About Anthony Oliva, MD, D.O. MMM CPE FACPE

Dr. Anthony (Tony) Oliva, D.O. MMM CPE FACPE, is the vice president and chief medical officer for Nuance’s Healthcare division. Dr. Oliva draws on more than 15 years of executive healthcare experience. As chief medical officer, he personally has been involved with the implementation and expansion of clinical documentation programs since 2004. Previously serving as chief medical officer for Borgess Health, Dr. Oliva was accountable for the clinical practice of medicine across all Borgess Health entities including ambulatory care, hospital care and extended care services. He is currently Board Certified in Family Medicine. Dr. Oliva received an MS in Medical Management from Carnegie Mellon University Heinz School of Public Policy & Management.

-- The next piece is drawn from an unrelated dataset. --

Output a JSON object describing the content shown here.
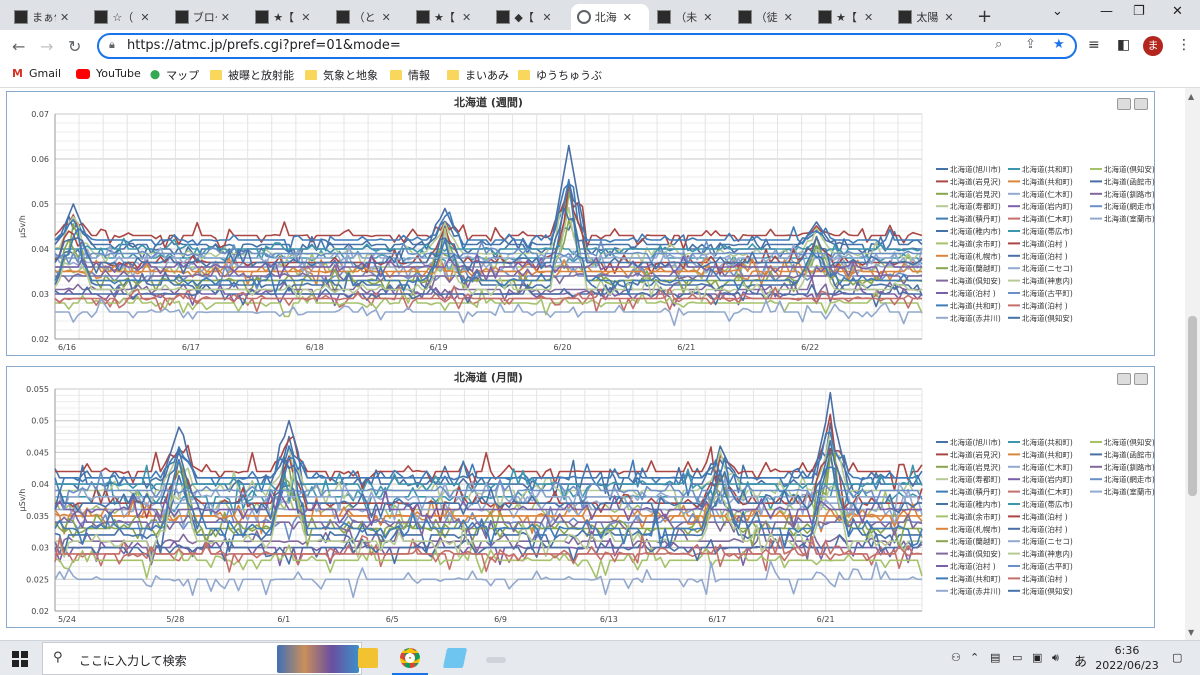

He is a Certified Physician Executive, a designation earned from the American College of Physician Executives.